■ Work item:
Wherever a line in the records contains the word "firebase", return that line.

[[ Exercise inputs, beginning ]]

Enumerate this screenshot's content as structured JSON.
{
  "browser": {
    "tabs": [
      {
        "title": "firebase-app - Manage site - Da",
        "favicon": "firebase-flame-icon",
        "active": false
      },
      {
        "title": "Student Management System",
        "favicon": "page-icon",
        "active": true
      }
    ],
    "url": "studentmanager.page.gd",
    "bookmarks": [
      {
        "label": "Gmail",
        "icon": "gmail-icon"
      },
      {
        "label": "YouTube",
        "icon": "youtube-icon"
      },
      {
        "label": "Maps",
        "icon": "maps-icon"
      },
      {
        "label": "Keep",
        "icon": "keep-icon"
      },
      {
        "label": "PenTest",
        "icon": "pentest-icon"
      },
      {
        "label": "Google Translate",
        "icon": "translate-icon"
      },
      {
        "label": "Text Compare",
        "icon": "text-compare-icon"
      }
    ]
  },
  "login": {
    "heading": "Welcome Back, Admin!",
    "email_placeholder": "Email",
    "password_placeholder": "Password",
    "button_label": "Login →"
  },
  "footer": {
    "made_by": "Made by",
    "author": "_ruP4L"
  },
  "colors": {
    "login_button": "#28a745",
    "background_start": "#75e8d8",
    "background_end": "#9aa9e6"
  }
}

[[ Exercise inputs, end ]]

■ Written answer:
        "title": "firebase-app - Manage site - Da",
        "favicon": "firebase-flame-icon",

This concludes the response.